Innovation requires a shift in mindset
2019 is in full swing and it’s safe to say what the buzzwords of the year will be: innovation, disruption, AI and blockchain. Newsfeeds are abounding about how these technologies will automate the accountant’s role and their potential impact on the profession as a whole. "How much is hype?" and "When will these advancements really affect my business?" are the most common reactions to all of the noise.
More progressive firms, rather, ask how they can be innovative and get ahead of the disruption. Unfortunately, the firms that want to be innovative are so busy with client service and operational needs that they have no time to invest in creating an innovation strategy, much less aligning it with their business and growth strategies. So where do we start to keep up with the fast pace of change?
At the inception of all emerging technology is an innovation trigger. As early adopters begin developing solutions, the hype reverberates through the ecosphere about what is to come. But like any hot topic, if you throw the buzzword around too much, it loses its impact and the meaning becomes nebulous. To future-proof your business, you must be able to focus and drown out all the noise to clearly identify how you will be innovative. The problem is that most organizations make two fundamental mistakes in approaching the topic:
- Assuming there is an endpoint to the disruption; and
- Focusing on what everyone else is doing.
Organizations in general are far too fixated on predicting where the next disruptor will come from. Rather than wait for change to happen, we need to disrupt ourselves -- as a firm, business and profession. If we rethink how things could be, and what our customer experience should offer, we can garner new insights to reimagine what our business ought to look like and how we can leverage our own capabilities to get there. We have the power to shape our own future.
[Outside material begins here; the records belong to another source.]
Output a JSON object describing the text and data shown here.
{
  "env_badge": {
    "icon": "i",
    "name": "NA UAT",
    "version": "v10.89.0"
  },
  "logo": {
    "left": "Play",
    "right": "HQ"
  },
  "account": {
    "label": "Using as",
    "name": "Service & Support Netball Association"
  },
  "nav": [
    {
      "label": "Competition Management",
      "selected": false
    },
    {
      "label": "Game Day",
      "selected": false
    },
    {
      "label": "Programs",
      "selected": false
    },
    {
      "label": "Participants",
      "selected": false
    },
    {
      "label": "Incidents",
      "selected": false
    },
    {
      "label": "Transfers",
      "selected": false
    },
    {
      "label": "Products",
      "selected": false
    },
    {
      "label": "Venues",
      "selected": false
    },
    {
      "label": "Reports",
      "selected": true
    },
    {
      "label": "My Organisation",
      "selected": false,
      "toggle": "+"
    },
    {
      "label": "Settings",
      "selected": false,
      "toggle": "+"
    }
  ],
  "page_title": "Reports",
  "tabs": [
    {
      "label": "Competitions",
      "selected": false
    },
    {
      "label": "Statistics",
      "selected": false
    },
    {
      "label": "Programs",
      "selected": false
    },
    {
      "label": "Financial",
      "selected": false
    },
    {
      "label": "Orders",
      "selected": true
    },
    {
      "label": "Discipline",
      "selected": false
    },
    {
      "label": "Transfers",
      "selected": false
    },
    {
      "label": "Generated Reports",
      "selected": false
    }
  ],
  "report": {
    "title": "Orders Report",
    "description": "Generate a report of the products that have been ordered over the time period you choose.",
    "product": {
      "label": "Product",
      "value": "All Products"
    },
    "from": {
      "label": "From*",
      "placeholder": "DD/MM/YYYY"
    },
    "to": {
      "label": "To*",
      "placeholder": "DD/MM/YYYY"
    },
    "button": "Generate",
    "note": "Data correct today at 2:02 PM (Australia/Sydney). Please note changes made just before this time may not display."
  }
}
This is much more difficult for large organizations, as they are steeped with SOPs, guidelines, and hierarchical limitations. Plus, the bigger the corporation the less agile, and unfortunately a pressure to be perfect rather than allowance for risk. Startups don’t have anything to lose, so they shoot for the stars; if they land on the moon, they have still left the competition behind.
The real problem is mindset
So how did we get here? Many would argue that it is a generational issues within firms. I disagree. In fact, I think that is an easy reproach to a cultural issue. We have been trained, especially in accounting, that to move forward on any initiative we must first have budgets, projections and a clear understanding of ROI.
On top of that, we keep attaching words like “today, tomorrow, future, now” and so on to discussions around disruption and innovation -- like there is a mountain at the end of this road and we are all waiting for someone to tell us we have reached the apex. That’s not going happen! We are living in times of exponential change. There will be no end to innovation or disruption. It will be constantly occurring and move from one emerging trend to the next. Even if your company gets a win and is innovative in a product or service delivery, you can’t stop there. You must continue to evolve, because what is the disruptor today will be the norm tomorrow and the competition will replicate whatever you have done -- which in turn eliminates the innovative aspect of what you are offering.
Please note: Technology and innovation are not the same. You can be innovative in service-line, customer experience and delivery. Not everyone needs to be a software developer!
How do we resolve this dichotomy of thought?
Considering the hyper-competitive landscape of today, and the multitude of decisions that must be made to achieve your strategic growth, it is imperative that we focus on the fundamentals of strategy that yield the most significant opportunities. Unfortunately, most business strategies revolve around high-growth and low-cost -- not the opportunity. Far too focused on financials and marginalizing the topics of innovation and differentiation, leaders must realign and identify the most pressing issues while fostering a creative environment to get to the end-game. Strategic decisions shouldn’t be formulated by the same one to two people. We need:
- Team engagement;
- Cognitive diversity;
- Immersive experiences that yield creativity; and
- An end the cycle of discretionary funding for innovation.
Can we all agree it is time to eliminate the templates? How do set structures fuel anything creative when they are forcing thought processes in a singular direction? Innovation is not formed through black-and-white/right-and-wrong exercises. This dichotomy of thought creates a myopic process that is broken.
Let’s improve team engagement and ensure cognitive diversity in the strategic planning process by shifting to an immersive experience with visualization sessions. Further, we need to shift our culture to not look at this process and its outputs as discretionary expenses, but rather to nurture innovation and invest in the process, as well as the necessary actions to bring those ideas to fruition. Because when all is said and done, innovation will be the foundation of our future revenue potential, not just a line item.